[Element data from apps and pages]
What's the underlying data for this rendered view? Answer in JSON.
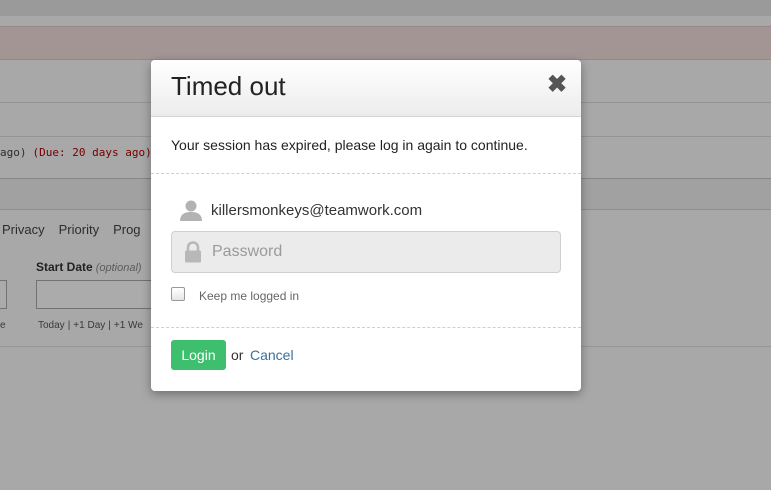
{
  "background": {
    "task_suffix": "ago)",
    "task_due": "(Due: 20 days ago)",
    "tabs": [
      "Privacy",
      "Priority",
      "Prog"
    ],
    "start_date_label": "Start Date",
    "start_date_optional": "(optional)",
    "quick_dates": [
      "Today",
      "|",
      "+1 Day",
      "|",
      "+1 We"
    ],
    "edge_text": "e"
  },
  "modal": {
    "title": "Timed out",
    "close_glyph": "✖",
    "message": "Your session has expired, please log in again to continue.",
    "user_email": "killersmonkeys@teamwork.com",
    "password_placeholder": "Password",
    "password_value": "",
    "keep_logged_in_label": "Keep me logged in",
    "keep_logged_in_checked": false,
    "login_label": "Login",
    "or_text": "or",
    "cancel_label": "Cancel"
  },
  "colors": {
    "login_button": "#3dbf6e",
    "cancel_link": "#3a6f9c",
    "due_text": "#b00000"
  },
  "icons": {
    "user": "user-icon",
    "lock": "lock-icon",
    "close": "close-icon"
  }
}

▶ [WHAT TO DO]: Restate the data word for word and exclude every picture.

▶ [WORKED SOLUTION]:
What's the underlying data for this rendered view? Answer in JSON.
{
  "background": {
    "task_suffix": "ago)",
    "task_due": "(Due: 20 days ago)",
    "tabs": [
      "Privacy",
      "Priority",
      "Prog"
    ],
    "start_date_label": "Start Date",
    "start_date_optional": "(optional)",
    "quick_dates": [
      "Today",
      "|",
      "+1 Day",
      "|",
      "+1 We"
    ],
    "edge_text": "e"
  },
  "modal": {
    "title": "Timed out",
    "close_glyph": "✖",
    "message": "Your session has expired, please log in again to continue.",
    "user_email": "killersmonkeys@teamwork.com",
    "password_placeholder": "Password",
    "password_value": "",
    "keep_logged_in_label": "Keep me logged in",
    "keep_logged_in_checked": false,
    "login_label": "Login",
    "or_text": "or",
    "cancel_label": "Cancel"
  },
  "colors": {
    "login_button": "#3dbf6e",
    "cancel_link": "#3a6f9c",
    "due_text": "#b00000"
  },
  "icons": {
    "user": "user-icon",
    "lock": "lock-icon",
    "close": "close-icon"
  }
}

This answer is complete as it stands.